• _Directions for this task_:
Search the data for the word "initials" and copy out every line that has it.

#### Dataset records ####

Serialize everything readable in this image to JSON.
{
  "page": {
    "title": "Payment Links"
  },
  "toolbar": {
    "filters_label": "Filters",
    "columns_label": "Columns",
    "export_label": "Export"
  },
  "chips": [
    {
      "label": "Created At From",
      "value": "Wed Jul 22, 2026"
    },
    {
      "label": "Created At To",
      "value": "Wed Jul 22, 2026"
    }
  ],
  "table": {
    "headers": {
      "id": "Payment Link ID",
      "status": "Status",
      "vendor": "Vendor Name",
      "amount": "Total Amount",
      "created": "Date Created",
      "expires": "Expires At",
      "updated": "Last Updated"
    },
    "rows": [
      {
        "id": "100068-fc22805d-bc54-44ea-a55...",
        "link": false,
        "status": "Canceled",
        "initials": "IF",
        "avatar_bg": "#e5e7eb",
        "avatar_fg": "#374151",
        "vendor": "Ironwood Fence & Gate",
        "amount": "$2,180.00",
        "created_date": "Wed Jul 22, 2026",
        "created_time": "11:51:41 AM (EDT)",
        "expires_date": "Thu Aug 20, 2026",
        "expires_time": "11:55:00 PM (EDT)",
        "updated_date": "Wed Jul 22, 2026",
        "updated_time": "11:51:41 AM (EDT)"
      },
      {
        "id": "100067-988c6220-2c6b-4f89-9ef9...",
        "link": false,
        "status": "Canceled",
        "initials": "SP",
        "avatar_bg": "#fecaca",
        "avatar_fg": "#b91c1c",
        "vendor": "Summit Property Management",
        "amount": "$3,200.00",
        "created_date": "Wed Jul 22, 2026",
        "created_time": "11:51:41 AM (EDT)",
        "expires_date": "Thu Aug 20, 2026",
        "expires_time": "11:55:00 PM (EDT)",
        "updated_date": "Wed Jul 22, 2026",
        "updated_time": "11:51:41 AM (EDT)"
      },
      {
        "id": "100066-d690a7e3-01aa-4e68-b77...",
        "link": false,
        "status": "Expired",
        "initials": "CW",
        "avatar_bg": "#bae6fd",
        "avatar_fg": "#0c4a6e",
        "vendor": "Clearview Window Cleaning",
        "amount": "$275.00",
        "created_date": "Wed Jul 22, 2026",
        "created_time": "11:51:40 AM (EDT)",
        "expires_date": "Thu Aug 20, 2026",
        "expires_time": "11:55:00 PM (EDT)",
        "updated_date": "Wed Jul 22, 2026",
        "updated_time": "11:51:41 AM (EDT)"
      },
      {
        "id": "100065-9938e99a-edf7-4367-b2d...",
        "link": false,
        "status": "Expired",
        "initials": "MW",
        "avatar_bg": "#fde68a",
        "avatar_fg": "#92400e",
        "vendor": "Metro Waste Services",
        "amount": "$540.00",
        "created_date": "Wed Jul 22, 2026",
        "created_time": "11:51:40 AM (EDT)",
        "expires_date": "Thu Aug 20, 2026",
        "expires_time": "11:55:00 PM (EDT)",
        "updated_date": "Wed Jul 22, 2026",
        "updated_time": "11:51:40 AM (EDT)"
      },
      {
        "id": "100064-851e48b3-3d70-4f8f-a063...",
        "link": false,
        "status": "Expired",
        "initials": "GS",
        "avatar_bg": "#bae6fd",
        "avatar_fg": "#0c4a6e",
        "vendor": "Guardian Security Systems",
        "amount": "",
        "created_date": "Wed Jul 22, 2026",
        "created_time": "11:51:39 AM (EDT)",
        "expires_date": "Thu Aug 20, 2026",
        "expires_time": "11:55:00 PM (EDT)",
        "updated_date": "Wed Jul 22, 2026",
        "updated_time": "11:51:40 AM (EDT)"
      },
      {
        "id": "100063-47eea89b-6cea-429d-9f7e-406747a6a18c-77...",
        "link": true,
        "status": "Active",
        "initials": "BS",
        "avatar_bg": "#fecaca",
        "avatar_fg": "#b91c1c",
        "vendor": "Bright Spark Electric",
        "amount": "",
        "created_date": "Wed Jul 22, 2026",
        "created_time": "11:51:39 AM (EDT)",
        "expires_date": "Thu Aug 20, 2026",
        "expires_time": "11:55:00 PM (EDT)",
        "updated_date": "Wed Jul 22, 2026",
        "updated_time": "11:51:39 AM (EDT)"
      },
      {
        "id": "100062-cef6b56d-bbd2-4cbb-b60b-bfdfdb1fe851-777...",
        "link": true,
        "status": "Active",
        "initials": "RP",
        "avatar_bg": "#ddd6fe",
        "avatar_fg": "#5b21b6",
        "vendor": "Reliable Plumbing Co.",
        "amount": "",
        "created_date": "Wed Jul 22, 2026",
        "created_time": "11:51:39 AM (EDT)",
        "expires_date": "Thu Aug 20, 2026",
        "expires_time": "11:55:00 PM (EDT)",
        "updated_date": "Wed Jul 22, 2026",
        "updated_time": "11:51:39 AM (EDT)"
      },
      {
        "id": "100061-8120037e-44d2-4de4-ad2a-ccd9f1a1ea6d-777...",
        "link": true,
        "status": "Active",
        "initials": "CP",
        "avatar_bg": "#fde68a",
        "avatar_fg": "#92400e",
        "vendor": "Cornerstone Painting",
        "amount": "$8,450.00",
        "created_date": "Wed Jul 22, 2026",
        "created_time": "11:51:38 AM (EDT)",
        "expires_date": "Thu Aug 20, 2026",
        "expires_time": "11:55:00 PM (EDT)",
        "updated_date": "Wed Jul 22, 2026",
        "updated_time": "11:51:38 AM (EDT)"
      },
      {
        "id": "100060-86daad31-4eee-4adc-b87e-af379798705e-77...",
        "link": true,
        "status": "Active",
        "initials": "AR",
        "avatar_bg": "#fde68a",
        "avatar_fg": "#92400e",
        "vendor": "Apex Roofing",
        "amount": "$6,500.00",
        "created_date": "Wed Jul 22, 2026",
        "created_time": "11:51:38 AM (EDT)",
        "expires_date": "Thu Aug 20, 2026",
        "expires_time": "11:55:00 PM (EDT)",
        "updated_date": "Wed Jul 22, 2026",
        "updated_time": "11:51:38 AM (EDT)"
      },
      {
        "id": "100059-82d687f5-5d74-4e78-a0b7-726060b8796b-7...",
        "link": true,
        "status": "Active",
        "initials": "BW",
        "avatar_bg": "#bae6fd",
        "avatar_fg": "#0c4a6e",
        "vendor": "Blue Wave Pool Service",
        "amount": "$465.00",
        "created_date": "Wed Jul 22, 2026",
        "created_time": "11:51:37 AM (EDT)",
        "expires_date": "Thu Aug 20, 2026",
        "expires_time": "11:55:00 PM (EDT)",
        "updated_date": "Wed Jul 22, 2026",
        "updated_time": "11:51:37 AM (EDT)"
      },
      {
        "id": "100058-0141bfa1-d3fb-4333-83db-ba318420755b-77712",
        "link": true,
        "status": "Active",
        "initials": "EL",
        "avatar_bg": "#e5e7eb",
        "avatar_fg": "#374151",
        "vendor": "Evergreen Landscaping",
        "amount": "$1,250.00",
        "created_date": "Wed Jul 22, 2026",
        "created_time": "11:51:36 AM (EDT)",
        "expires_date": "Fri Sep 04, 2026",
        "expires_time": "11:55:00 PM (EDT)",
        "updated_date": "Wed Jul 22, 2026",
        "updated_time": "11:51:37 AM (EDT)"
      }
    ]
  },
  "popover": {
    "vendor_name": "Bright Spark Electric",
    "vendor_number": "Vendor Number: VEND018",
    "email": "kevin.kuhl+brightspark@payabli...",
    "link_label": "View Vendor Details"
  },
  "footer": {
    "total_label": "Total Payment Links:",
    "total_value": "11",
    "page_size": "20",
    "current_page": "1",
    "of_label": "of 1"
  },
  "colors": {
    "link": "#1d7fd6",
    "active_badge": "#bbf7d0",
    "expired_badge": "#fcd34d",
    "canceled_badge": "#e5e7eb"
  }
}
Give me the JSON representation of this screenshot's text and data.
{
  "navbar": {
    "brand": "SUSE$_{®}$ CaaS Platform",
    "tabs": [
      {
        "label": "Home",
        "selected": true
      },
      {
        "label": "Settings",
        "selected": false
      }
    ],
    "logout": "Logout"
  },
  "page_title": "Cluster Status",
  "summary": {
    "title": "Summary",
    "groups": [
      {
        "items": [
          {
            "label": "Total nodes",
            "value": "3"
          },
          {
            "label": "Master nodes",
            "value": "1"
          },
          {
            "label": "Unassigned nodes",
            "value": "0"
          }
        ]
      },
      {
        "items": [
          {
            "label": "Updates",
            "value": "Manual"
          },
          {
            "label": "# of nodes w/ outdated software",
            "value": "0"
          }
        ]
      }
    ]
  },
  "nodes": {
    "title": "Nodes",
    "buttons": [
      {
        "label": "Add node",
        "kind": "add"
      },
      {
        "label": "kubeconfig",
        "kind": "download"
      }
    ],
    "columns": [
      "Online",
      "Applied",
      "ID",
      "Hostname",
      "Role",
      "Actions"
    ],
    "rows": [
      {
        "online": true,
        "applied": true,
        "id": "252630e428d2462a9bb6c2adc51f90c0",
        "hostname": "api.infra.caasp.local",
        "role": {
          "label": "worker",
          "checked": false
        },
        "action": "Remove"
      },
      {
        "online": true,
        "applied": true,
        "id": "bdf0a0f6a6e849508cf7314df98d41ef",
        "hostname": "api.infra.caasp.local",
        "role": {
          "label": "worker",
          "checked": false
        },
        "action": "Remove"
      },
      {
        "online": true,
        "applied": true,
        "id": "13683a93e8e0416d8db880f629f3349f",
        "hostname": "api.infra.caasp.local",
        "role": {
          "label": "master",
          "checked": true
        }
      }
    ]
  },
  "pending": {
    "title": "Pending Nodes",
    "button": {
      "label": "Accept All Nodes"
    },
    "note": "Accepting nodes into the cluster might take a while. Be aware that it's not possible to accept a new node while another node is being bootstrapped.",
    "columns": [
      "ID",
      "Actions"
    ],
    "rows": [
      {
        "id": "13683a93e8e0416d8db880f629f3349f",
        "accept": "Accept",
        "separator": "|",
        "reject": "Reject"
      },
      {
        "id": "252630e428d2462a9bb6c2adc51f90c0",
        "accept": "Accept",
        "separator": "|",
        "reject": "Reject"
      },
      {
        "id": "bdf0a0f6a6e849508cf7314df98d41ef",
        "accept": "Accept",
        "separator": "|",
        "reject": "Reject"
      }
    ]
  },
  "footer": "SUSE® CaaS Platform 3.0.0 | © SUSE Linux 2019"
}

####

• _Worked solution_:
        "initials": "IF",
        "initials": "SP",
        "initials": "CW",
        "initials": "MW",
        "initials": "GS",
        "initials": "BS",
        "initials": "RP",
        "initials": "CP",
        "initials": "AR",
        "initials": "BW",
        "initials": "EL",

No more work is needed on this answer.